* _Dataset records_

—————

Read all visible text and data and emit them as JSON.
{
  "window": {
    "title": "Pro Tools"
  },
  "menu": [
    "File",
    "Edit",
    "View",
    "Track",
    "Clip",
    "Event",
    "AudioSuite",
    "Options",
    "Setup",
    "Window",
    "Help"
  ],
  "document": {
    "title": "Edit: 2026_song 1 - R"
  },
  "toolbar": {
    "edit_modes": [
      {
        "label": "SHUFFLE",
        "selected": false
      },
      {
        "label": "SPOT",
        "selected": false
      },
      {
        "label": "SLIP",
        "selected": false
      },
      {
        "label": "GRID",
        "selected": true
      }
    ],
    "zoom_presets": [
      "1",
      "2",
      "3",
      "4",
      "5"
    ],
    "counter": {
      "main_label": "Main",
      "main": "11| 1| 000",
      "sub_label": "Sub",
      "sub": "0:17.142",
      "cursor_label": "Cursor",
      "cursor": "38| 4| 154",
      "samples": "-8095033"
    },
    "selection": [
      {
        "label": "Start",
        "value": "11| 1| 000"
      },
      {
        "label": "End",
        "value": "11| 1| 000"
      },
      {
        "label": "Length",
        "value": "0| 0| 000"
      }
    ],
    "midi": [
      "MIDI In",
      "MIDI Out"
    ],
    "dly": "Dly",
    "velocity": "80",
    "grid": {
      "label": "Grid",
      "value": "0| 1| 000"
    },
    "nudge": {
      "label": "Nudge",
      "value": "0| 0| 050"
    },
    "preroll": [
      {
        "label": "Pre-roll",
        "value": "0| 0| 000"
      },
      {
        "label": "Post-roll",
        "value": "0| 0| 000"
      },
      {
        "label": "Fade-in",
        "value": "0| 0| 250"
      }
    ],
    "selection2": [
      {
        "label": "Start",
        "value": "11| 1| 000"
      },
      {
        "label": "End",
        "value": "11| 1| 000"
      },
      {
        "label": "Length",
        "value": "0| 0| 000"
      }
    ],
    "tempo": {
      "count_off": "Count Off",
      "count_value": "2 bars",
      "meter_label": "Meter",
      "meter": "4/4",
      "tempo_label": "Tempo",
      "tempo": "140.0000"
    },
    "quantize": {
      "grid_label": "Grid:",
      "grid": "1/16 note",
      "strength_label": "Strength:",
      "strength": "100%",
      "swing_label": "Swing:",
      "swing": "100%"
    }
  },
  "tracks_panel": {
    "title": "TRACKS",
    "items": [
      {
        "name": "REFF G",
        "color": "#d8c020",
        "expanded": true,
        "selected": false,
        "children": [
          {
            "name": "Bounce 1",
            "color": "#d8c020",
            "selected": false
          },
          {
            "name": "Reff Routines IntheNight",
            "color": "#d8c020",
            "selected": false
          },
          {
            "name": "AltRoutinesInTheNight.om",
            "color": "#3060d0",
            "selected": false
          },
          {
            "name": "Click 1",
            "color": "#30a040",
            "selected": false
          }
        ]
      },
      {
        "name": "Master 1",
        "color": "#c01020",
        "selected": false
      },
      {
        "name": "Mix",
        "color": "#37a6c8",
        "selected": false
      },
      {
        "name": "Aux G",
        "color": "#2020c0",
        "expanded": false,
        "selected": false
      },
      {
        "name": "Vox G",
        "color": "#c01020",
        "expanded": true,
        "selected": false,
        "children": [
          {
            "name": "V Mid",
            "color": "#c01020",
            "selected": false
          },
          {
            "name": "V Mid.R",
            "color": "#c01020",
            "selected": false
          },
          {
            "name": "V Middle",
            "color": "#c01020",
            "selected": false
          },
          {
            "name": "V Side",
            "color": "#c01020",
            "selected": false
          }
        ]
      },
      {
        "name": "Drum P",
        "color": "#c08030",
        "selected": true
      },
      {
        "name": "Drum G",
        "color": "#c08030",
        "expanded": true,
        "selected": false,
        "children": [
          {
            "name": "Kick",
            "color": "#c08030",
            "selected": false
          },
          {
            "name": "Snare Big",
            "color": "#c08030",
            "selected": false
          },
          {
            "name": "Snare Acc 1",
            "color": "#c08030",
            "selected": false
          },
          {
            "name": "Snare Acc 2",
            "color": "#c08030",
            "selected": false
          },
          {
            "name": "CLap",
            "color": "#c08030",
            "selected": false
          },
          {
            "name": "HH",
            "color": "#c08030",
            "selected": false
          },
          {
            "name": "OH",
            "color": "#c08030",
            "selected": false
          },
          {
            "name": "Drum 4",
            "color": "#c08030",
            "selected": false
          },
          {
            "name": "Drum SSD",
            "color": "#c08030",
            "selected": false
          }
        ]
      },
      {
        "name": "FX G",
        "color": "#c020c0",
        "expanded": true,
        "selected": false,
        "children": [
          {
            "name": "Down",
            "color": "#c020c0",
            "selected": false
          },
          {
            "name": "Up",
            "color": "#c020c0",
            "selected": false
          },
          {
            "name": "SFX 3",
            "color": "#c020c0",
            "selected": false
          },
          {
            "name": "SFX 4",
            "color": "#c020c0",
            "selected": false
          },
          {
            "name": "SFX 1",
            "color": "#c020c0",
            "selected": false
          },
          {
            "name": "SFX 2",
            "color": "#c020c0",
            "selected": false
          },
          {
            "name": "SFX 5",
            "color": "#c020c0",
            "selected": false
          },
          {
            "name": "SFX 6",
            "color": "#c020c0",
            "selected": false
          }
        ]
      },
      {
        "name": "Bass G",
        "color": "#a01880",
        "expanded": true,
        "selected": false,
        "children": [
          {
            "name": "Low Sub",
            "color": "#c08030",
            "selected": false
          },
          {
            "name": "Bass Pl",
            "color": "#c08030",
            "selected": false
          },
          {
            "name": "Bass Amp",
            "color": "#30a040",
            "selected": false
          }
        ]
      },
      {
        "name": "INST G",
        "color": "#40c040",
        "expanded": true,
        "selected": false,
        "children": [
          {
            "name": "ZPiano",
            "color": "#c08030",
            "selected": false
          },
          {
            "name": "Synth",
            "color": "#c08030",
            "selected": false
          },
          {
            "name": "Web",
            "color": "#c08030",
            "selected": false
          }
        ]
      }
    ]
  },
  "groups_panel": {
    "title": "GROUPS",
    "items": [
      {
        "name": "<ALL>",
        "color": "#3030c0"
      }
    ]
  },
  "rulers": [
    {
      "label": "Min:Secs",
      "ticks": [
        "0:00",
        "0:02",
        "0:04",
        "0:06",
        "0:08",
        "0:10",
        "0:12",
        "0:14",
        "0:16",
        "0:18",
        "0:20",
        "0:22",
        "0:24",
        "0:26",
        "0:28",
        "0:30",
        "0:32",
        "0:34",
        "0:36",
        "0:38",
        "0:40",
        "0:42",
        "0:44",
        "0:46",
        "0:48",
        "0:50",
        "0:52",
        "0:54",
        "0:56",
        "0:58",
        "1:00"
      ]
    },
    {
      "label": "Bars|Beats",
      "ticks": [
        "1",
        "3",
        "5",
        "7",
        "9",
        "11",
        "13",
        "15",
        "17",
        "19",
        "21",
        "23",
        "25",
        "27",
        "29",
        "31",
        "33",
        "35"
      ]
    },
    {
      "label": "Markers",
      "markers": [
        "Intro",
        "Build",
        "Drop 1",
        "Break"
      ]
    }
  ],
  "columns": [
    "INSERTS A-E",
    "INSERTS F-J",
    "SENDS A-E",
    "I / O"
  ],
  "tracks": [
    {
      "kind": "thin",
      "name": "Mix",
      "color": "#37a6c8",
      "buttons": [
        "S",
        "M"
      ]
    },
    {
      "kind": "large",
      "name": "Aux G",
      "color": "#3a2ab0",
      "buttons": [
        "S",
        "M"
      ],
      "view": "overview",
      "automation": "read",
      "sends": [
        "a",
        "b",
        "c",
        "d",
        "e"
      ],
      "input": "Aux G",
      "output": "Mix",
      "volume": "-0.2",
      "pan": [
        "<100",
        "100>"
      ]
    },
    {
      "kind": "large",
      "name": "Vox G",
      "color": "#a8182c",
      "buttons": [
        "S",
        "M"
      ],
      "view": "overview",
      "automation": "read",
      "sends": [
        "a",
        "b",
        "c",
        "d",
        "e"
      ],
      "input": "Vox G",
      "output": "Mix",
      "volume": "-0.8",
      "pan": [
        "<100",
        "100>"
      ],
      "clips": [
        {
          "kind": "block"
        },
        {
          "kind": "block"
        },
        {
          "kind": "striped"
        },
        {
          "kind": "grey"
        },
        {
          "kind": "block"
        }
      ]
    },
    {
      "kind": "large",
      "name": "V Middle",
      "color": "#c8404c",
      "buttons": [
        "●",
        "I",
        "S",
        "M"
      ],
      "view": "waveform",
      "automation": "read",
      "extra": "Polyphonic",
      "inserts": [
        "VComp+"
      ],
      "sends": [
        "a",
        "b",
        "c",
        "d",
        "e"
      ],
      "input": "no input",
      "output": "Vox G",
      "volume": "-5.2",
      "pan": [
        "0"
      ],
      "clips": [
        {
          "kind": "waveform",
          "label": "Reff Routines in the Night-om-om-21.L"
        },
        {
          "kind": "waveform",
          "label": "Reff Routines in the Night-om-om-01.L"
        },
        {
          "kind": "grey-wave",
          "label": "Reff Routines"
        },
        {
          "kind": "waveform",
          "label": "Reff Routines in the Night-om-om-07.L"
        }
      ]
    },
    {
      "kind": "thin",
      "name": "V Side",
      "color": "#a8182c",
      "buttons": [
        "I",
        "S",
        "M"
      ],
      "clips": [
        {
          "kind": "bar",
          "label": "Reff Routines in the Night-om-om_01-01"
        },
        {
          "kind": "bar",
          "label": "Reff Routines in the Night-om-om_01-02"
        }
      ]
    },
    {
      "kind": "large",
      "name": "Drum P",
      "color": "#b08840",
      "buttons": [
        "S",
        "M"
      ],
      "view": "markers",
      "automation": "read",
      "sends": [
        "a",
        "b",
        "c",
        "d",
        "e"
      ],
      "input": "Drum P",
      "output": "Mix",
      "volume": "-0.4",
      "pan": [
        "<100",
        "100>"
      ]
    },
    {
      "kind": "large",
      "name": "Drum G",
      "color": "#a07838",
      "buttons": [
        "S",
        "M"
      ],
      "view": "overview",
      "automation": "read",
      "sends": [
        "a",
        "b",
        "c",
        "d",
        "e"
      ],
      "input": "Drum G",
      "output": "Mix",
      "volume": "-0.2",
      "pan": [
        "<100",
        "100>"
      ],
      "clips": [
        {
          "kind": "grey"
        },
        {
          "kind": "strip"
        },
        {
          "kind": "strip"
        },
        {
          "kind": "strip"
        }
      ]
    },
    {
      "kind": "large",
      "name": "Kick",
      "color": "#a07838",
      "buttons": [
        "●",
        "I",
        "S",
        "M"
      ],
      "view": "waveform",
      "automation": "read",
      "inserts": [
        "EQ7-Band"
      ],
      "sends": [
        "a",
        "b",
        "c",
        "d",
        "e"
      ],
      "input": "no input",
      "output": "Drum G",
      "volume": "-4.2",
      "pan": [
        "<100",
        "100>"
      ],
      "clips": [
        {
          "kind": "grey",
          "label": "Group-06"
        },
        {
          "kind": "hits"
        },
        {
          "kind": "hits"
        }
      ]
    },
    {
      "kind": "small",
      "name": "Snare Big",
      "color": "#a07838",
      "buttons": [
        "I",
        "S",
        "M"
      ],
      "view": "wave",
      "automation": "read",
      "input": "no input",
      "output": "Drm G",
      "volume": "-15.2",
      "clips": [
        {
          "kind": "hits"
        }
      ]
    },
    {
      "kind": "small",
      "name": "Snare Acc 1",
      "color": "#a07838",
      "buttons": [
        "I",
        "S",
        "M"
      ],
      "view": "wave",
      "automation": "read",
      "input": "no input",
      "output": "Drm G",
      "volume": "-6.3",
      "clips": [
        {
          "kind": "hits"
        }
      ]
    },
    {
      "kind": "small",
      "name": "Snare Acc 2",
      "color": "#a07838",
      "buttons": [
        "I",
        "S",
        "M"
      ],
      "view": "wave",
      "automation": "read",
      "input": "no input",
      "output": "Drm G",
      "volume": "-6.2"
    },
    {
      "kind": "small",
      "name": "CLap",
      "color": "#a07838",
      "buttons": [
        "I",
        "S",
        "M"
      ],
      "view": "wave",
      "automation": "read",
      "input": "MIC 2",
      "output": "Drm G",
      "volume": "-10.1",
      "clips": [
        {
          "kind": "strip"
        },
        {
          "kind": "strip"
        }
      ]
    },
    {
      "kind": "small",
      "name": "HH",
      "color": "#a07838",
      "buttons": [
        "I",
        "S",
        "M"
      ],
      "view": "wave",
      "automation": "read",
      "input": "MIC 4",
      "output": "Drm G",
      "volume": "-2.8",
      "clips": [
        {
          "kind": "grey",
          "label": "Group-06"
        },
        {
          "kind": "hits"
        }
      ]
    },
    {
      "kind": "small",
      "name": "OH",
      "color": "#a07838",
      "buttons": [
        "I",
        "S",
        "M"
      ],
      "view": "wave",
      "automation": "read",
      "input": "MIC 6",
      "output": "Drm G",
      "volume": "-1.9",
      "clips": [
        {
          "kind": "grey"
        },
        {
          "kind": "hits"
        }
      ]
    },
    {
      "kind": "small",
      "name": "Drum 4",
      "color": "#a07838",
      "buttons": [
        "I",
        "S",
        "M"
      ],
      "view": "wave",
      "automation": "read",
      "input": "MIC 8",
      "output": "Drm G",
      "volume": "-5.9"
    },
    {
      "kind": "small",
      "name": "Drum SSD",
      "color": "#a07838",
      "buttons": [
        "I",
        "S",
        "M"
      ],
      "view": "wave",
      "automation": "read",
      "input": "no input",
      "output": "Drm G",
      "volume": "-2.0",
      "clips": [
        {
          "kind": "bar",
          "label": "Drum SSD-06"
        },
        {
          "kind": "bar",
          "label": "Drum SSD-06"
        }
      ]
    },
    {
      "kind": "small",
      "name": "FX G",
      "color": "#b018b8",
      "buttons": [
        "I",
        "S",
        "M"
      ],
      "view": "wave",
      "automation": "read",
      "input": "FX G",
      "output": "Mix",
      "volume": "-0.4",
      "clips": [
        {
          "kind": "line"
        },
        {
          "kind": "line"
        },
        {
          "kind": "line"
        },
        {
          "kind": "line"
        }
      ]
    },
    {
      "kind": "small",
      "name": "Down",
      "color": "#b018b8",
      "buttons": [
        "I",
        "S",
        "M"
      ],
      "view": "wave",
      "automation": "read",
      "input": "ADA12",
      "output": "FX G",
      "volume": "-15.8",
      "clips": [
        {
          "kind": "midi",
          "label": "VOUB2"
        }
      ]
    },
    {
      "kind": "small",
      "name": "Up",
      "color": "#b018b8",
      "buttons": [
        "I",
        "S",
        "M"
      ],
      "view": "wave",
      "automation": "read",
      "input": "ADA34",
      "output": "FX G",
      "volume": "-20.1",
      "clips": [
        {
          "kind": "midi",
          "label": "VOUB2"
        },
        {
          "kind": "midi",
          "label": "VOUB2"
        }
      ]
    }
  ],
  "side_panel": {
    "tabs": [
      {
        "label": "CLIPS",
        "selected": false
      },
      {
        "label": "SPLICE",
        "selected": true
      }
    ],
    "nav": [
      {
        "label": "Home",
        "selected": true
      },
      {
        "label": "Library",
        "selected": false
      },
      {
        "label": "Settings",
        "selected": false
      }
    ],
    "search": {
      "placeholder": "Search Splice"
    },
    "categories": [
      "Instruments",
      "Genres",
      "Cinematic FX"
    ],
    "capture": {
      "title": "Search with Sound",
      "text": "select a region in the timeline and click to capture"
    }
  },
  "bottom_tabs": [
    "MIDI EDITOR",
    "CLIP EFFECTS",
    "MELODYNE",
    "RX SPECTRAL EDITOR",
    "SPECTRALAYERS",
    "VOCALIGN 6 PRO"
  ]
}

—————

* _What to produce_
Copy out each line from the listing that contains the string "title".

* _Written solution_
    "title": "Pro Tools"
    "title": "Edit: 2026_song 1 - R"
    "title": "TRACKS",
    "title": "GROUPS",
      "title": "Search with Sound",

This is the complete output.